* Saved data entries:
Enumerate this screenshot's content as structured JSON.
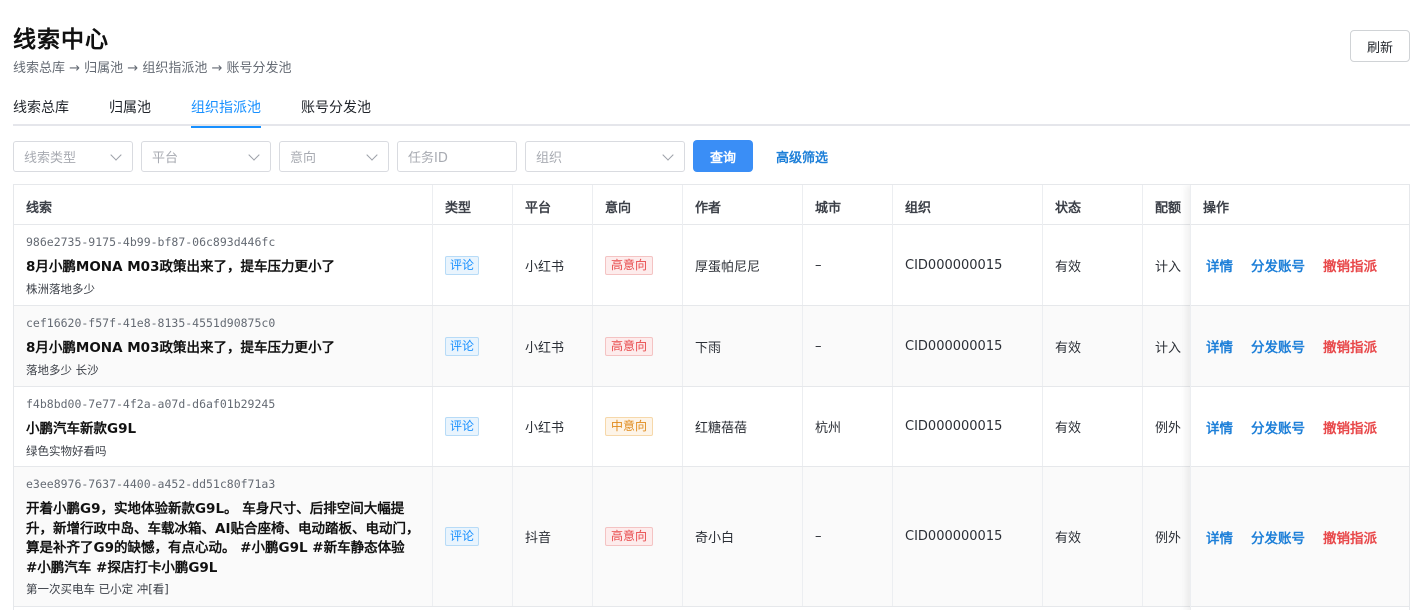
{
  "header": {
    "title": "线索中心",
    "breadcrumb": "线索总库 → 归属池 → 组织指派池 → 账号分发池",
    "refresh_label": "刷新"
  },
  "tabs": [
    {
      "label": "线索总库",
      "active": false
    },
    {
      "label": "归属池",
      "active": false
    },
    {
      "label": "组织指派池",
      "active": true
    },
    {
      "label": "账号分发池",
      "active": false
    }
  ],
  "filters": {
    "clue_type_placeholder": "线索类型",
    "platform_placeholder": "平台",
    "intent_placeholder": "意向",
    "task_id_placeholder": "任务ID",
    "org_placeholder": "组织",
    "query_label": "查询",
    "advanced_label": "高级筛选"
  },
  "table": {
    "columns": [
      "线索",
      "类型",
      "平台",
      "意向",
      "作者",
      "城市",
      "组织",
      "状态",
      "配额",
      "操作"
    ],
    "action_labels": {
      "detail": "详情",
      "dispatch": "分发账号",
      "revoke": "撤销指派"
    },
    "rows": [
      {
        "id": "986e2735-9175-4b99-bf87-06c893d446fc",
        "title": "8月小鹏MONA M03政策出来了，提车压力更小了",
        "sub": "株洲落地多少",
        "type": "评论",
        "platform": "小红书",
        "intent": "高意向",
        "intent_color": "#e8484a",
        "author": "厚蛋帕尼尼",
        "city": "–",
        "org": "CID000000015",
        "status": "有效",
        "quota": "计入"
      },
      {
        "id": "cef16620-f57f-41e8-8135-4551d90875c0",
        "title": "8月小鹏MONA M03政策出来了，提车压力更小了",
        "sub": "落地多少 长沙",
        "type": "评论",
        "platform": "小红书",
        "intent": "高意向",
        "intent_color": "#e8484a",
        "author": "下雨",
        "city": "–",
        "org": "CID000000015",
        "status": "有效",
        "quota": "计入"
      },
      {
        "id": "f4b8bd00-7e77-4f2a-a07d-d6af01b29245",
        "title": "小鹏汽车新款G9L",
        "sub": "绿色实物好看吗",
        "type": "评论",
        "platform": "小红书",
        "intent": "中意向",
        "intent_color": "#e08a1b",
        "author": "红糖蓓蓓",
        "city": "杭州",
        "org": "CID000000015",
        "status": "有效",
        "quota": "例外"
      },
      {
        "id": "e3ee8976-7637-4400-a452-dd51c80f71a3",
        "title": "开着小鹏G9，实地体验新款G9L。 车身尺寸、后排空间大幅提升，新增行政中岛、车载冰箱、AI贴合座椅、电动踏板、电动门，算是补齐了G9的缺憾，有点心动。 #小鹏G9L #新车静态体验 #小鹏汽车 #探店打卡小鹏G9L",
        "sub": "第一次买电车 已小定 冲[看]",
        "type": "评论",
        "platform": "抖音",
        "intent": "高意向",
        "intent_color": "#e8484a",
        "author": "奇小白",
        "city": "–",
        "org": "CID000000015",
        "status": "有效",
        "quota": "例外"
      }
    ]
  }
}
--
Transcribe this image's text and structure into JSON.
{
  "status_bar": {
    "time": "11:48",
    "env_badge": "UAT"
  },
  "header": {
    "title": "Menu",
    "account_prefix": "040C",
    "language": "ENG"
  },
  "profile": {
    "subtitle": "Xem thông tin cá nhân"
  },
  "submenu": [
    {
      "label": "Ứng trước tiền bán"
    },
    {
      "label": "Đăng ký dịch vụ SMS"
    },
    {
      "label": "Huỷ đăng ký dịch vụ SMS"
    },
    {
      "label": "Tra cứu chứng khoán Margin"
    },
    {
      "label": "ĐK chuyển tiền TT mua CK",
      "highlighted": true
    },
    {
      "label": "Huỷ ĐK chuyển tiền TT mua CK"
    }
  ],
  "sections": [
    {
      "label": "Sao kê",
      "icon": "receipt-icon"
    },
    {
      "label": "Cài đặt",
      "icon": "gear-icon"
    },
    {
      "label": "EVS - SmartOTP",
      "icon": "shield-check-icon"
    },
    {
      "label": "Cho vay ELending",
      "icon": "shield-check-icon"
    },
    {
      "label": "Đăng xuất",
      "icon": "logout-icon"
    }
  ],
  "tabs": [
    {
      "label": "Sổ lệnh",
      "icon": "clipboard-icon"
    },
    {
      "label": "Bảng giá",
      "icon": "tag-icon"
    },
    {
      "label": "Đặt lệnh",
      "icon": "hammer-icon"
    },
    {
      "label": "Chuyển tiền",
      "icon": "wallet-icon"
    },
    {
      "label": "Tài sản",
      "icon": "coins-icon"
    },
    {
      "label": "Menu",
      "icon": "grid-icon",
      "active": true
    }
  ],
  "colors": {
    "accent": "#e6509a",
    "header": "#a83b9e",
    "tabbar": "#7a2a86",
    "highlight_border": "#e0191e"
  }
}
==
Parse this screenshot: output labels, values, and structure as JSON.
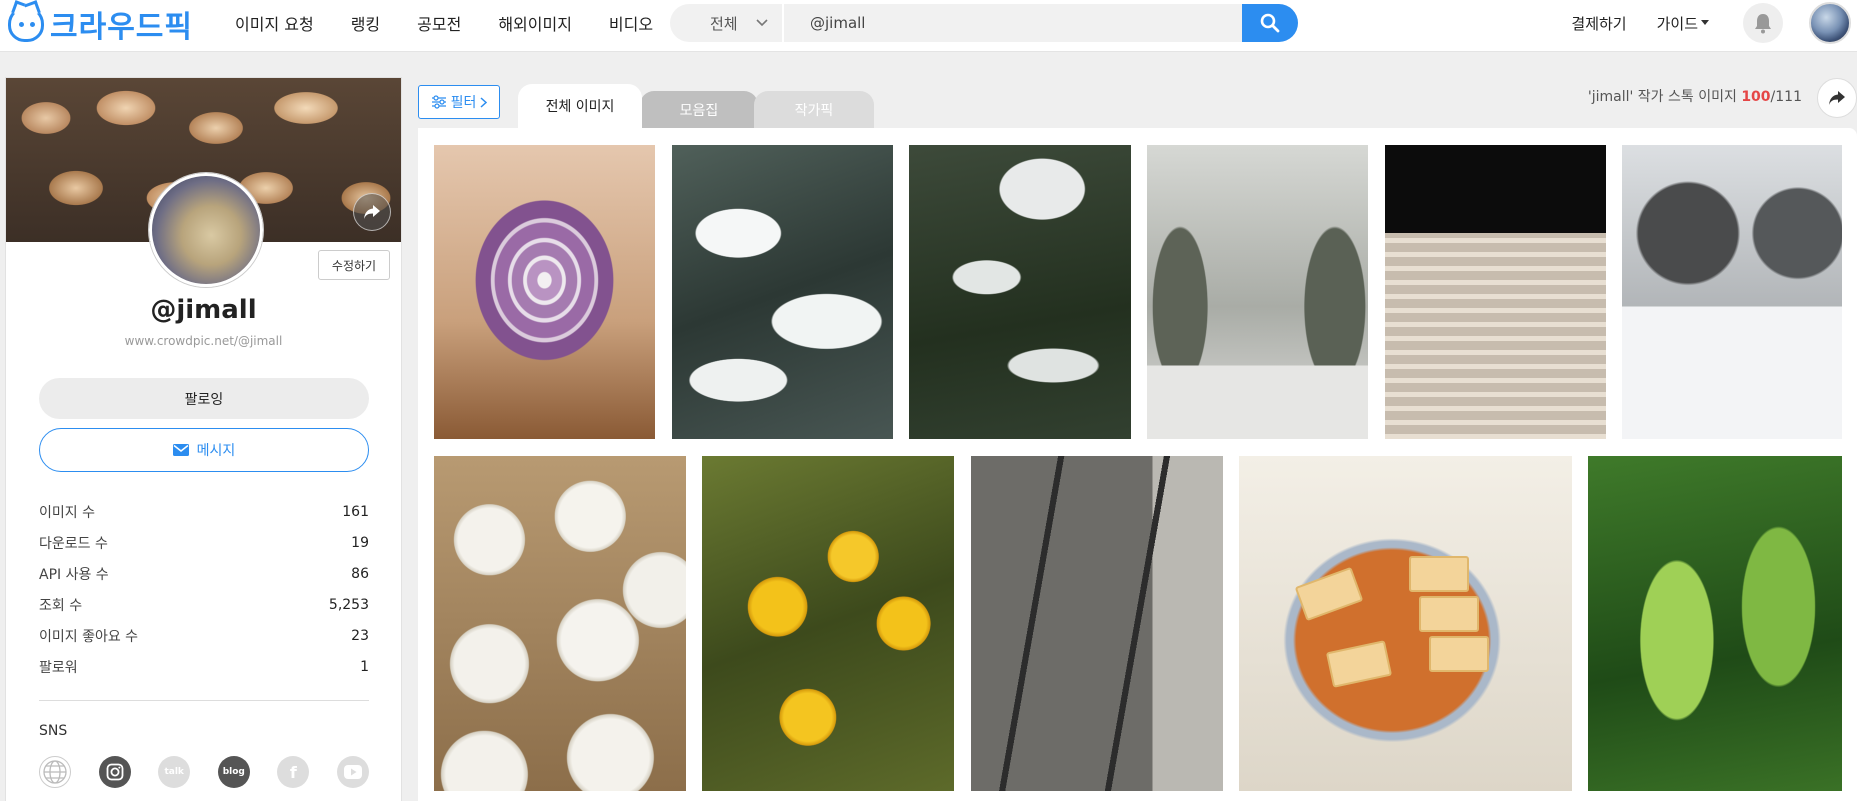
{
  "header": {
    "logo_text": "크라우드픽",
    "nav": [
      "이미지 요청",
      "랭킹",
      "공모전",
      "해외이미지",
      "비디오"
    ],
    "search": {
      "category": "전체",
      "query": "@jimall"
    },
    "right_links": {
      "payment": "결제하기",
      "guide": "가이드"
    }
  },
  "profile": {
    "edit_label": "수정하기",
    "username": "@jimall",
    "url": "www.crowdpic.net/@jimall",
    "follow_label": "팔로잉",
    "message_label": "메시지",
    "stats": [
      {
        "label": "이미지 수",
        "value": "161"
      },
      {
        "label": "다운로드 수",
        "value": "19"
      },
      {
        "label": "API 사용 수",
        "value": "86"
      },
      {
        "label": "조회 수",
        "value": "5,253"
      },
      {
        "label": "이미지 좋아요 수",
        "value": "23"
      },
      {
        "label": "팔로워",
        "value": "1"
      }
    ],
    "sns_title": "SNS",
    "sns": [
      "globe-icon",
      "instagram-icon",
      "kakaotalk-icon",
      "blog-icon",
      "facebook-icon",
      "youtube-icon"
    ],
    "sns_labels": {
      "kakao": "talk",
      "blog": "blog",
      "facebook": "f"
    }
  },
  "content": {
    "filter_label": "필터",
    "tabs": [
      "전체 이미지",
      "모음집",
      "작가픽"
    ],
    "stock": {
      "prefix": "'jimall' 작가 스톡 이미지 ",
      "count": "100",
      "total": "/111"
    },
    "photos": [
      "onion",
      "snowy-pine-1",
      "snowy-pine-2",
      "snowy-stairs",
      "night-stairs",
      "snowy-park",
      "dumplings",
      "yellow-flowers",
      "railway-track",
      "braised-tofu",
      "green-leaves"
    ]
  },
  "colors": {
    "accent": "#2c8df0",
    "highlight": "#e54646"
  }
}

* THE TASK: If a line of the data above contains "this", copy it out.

* REPLY:
Enumerate this screenshot's content as structured JSON.
Transcribe this image's text and structure into JSON.
Parse this screenshot: output labels, values, and structure as JSON.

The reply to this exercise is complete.